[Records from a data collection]
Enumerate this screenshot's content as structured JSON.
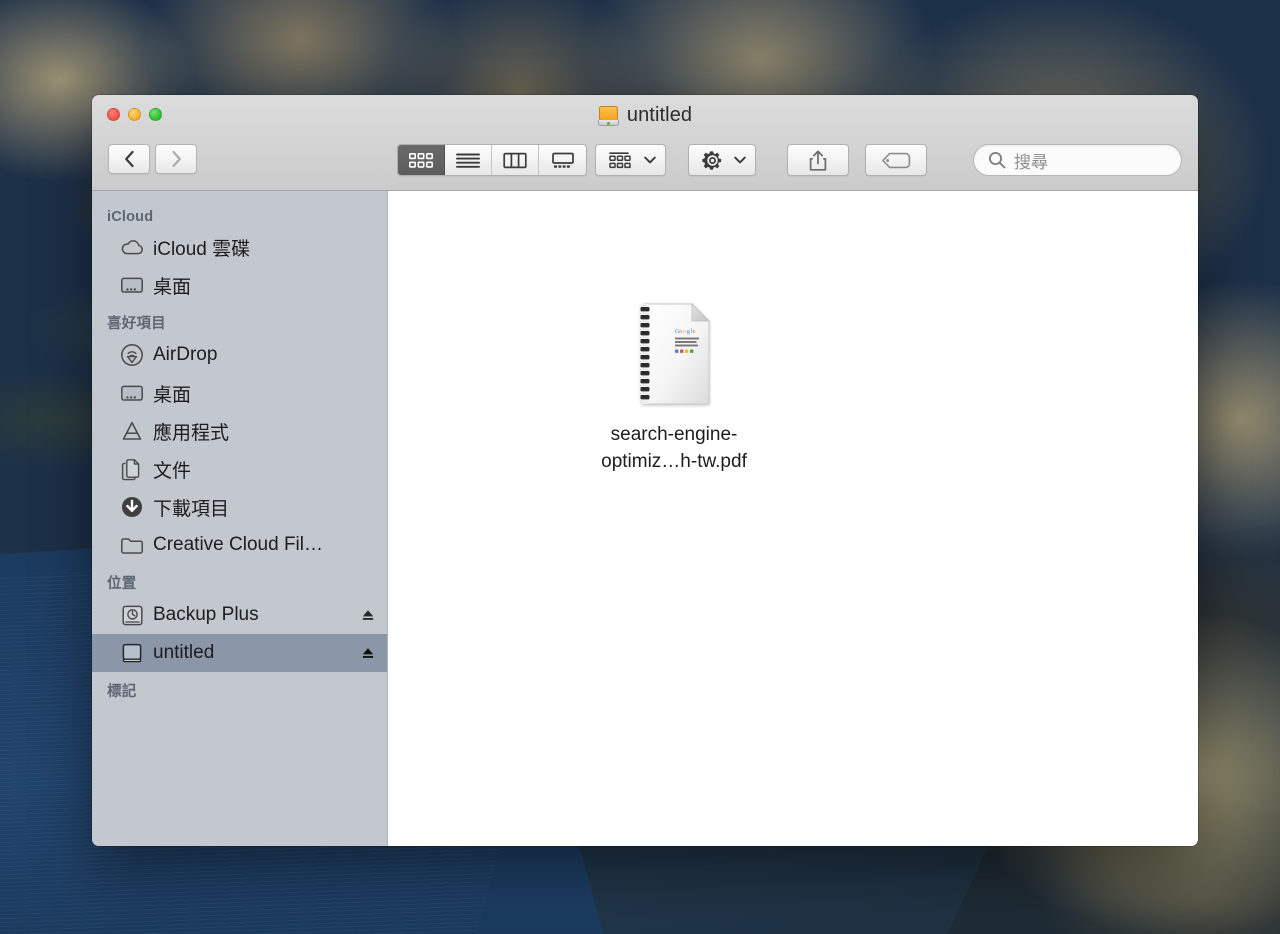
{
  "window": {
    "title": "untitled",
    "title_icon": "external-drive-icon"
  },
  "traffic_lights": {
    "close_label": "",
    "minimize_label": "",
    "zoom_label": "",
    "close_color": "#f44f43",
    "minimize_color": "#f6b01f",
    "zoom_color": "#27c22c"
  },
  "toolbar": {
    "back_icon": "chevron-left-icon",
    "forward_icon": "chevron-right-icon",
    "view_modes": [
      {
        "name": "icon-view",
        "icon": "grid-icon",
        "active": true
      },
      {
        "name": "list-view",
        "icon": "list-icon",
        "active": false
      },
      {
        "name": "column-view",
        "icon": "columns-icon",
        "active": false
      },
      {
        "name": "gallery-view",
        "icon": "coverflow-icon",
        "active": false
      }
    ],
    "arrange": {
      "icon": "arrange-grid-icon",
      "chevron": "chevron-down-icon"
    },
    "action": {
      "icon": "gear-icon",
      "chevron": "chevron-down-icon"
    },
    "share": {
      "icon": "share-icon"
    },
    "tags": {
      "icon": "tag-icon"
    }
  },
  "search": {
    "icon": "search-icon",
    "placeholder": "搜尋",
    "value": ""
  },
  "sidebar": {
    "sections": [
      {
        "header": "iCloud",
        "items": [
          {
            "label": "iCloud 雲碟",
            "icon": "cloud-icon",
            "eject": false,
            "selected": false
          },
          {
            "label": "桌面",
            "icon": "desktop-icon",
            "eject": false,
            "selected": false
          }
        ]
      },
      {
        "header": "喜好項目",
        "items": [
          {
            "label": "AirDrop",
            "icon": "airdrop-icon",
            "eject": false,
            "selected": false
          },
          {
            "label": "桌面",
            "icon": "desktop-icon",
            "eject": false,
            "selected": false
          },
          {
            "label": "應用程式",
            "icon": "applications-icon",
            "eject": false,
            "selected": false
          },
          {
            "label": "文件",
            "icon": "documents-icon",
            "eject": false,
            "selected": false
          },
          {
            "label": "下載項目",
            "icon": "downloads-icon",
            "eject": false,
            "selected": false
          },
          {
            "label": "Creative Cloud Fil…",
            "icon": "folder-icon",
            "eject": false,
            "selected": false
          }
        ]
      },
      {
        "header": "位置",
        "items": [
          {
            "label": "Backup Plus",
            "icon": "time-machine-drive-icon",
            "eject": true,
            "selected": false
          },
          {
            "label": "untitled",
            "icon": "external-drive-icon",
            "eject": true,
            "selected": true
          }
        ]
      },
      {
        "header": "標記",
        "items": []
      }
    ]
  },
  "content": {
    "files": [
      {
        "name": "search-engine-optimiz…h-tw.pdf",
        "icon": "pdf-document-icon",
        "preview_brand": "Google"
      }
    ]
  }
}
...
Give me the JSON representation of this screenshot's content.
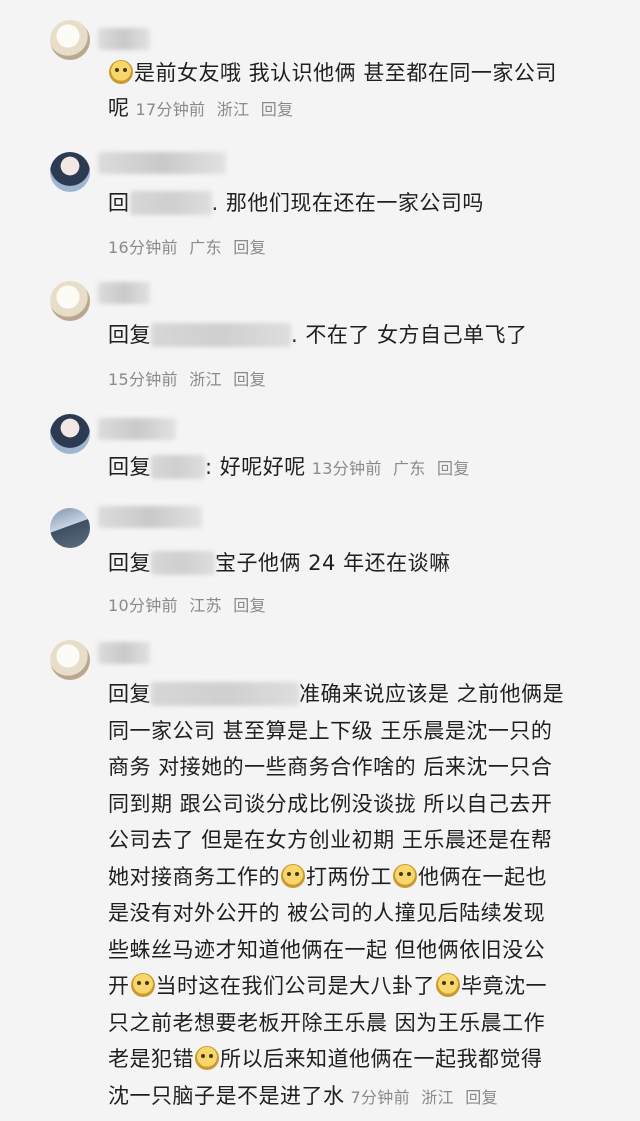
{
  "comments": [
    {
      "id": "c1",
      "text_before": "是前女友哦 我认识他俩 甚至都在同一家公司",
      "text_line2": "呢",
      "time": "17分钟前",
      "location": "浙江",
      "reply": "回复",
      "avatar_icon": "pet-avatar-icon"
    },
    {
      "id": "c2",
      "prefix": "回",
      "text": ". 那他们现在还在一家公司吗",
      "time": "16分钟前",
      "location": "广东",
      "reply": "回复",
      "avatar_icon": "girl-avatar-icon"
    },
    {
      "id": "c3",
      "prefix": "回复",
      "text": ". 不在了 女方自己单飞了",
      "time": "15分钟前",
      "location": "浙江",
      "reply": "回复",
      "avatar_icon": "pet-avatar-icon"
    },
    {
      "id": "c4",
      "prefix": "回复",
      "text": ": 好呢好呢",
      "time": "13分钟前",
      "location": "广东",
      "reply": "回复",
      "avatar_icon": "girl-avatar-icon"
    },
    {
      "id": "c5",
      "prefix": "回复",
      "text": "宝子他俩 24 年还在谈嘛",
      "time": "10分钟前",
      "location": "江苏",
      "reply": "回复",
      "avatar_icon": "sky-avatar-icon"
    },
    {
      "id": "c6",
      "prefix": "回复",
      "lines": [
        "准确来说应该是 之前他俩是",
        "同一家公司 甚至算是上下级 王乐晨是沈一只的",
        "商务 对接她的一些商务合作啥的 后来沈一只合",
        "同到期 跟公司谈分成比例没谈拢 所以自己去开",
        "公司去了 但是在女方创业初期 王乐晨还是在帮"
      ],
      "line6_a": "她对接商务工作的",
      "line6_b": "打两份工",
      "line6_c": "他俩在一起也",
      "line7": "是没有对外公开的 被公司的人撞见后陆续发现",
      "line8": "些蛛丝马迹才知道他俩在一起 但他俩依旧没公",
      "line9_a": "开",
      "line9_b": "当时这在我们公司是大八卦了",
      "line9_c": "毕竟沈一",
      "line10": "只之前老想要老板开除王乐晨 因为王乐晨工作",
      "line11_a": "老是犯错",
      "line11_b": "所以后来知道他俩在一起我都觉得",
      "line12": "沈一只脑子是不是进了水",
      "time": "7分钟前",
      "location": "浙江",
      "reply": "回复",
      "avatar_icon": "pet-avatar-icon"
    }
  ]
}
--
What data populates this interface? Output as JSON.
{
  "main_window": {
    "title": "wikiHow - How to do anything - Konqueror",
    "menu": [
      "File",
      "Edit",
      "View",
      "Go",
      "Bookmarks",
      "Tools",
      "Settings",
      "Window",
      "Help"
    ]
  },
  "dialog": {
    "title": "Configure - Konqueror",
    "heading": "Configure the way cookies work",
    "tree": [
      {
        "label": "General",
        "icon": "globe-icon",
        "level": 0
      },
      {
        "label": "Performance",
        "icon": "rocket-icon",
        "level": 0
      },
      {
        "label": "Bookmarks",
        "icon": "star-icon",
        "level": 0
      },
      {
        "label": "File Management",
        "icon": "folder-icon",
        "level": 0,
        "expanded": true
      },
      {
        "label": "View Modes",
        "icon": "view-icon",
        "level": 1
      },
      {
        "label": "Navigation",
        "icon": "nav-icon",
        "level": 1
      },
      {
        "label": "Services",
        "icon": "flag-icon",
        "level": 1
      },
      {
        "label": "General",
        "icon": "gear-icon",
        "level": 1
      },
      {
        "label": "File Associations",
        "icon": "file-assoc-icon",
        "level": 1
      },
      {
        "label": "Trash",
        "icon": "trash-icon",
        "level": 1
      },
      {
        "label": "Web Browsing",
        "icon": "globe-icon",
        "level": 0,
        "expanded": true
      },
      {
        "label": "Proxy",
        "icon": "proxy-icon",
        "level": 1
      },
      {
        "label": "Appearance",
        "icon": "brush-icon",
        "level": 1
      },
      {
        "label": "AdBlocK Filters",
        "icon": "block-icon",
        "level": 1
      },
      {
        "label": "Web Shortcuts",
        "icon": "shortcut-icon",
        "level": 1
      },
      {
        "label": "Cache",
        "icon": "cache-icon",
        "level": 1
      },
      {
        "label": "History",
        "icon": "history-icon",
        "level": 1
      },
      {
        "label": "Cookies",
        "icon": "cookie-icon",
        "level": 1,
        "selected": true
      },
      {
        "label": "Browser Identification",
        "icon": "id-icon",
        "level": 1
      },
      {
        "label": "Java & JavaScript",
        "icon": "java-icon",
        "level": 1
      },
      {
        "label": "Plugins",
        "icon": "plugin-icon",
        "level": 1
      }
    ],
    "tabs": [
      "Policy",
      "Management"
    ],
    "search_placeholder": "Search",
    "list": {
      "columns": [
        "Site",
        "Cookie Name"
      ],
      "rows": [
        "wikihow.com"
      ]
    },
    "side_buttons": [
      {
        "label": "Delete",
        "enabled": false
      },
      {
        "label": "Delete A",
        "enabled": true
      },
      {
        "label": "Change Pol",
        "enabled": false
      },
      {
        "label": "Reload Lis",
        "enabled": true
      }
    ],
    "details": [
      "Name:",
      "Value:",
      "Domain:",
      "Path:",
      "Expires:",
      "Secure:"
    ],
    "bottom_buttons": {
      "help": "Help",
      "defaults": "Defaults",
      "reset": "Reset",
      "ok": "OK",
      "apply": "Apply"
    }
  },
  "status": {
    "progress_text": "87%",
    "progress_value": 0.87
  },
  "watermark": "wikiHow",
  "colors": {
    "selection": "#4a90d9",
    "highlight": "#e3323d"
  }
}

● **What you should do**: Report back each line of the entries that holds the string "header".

● **Exercise answer**:
        "header": "iCloud",
        "header": "喜好項目",
        "header": "位置",
        "header": "標記",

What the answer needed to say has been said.